In the last few months I have done a lot of thinking about my own introversion. It started when I watched Susan Cain’s wonderful TED talk. I read a few book’s on the subject (including Susan’s) but I’ve also been remembering my story.
I remember going with my Dad to a community event in a pub and being sat in the children’s section. I remember being so overwhelmed by all these new kids I didn’t know that I found my Dad and burst into tears.
One of my earliest memories is of walking alone around my primary school watching the birds and thinking about what year it was and what that meant. I must have been 4 or 5 years old. I have a lot of memories of being alone and thinking. Those are good memories.
I have only ever like socialising in small groups. I did and still do feel very out of my depth in large social scenes. I’m happiest on my own, with a book or having one of those ‘deep and meaningful’ conversations with a friend or two.
Anywhere I have worked, I have preferred to spend my lunch breaks alone. I don’t think I ever really understood why. It just seemed like the healthiest and happiest thing to do. Even as a child, long walks walking the family dog were essential to me.

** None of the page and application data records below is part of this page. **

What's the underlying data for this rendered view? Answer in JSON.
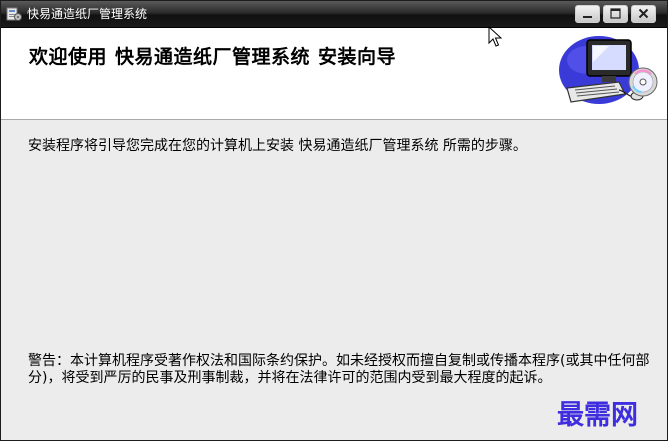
{
  "window": {
    "title": "快易通造纸厂管理系统",
    "icon": "installer-app-icon",
    "controls": [
      "minimize-icon",
      "maximize-icon",
      "close-icon"
    ]
  },
  "header": {
    "welcome": "欢迎使用",
    "product": "快易通造纸厂管理系统",
    "wizard": "安装向导",
    "art": "computer-cd-icon"
  },
  "body": {
    "intro": "安装程序将引导您完成在您的计算机上安装 快易通造纸厂管理系统 所需的步骤。",
    "warning": "警告：本计算机程序受著作权法和国际条约保护。如未经授权而擅自复制或传播本程序(或其中任何部分)，将受到严厉的民事及刑事制裁，并将在法律许可的范围内受到最大程度的起诉。"
  },
  "watermark": "最需网",
  "colors": {
    "titlebar": "#1a1a1a",
    "window_bg": "#ececec",
    "header_bg": "#ffffff",
    "watermark": "#3e2ee0"
  }
}
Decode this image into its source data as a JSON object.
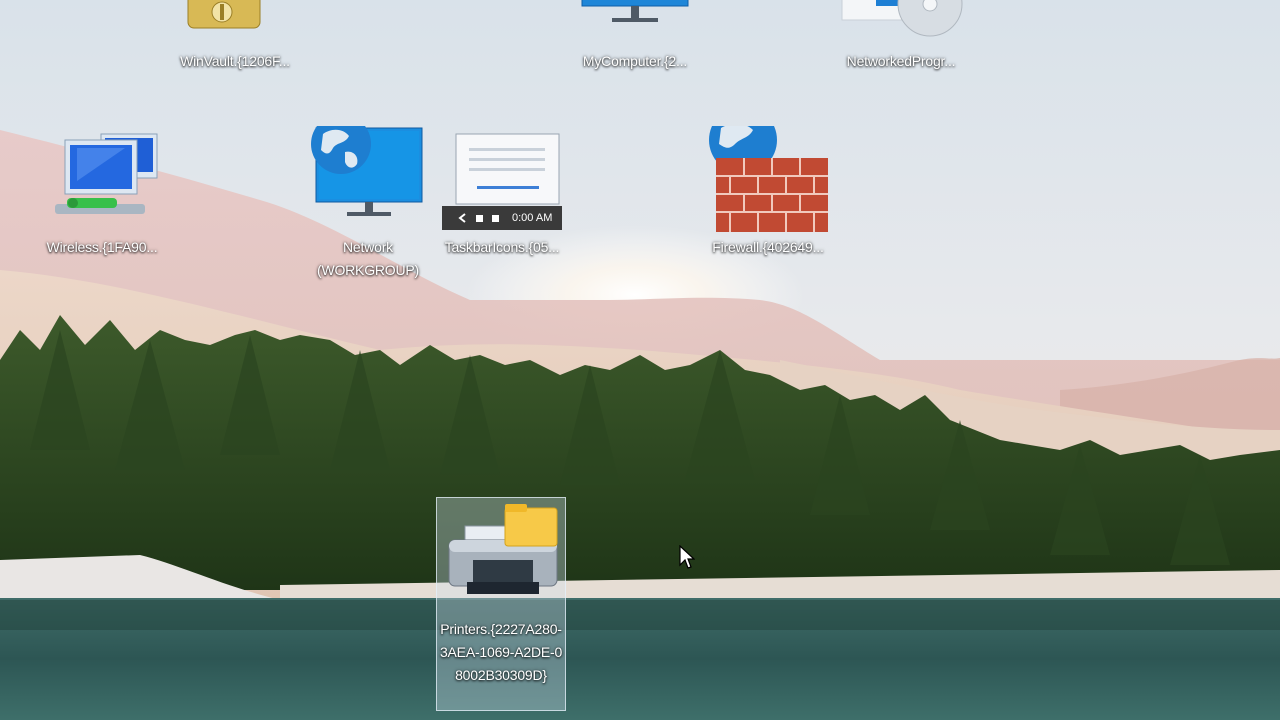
{
  "desktop": {
    "icons": [
      {
        "id": "winvault",
        "label": "WinVault.{1206F..."
      },
      {
        "id": "mycomputer",
        "label": "MyComputer.{2..."
      },
      {
        "id": "networkedprograms",
        "label": "NetworkedProgr..."
      },
      {
        "id": "wireless",
        "label": "Wireless.{1FA90..."
      },
      {
        "id": "network",
        "label": "Network (WORKGROUP)"
      },
      {
        "id": "taskbaricons",
        "label": "TaskbarIcons.{05..."
      },
      {
        "id": "firewall",
        "label": "Firewall.{402649..."
      },
      {
        "id": "printers",
        "label": "Printers.{2227A280-3AEA-1069-A2DE-08002B30309D}"
      }
    ],
    "taskbar_preview_time": "0:00 AM",
    "colors": {
      "selection": "#d2e1f0",
      "sky": "#dfe7ee",
      "water": "#2f5a56",
      "forest": "#2d4a22"
    }
  }
}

A part of me has often wondered if this is a flaw of mine. Why couldn’t I be more of a party animal or enjoy being part of the gang. It’s a relief to know that it’s simply not what I am. According to Susan, one third to half of all people are introverted. I have a preference for using adjectives rather than nouns. My noun of choice in all situations is person/people. Introverted people tend to have a lower tolerance for stimulation. They/we also recharge in solitude. We prefer to connect with others through ideas. We live life from the inside out. Our personal/interior lives are where it’s happening for us. We think long before we speak. If you can get us to the party, we’re usually having a deep conversation somewhere or hanging out in the edges.
In her book Introver Power, Laurie Helgoe talks about how when it comes to socialising, extroverts are like solar panels: they are constantly energised by it. Introverts, on the other hand, are rechargeable batteries: we are drained by it and need time out to bring our energy levels back up.
What I am left with, or working with now, is the sense or challenge that my introversion is not something for me to compensate for. Rather, it is the side of me that I should most nurture. When I give myself the time to be alone, to write, to dream, to journal and create, I am at my best. The challenge for me is to take that creativity that comes from solitude and bring it to the world.
Cain, Susan. Quiet: The Power of Introverts in a World that Can’t Stop Talking
Helgoe, Laurie. Introver Power: Why Your Inner Life is Your Hidden Strength
Watch Susan Cain’s TED talk ‘The Power of Introverts’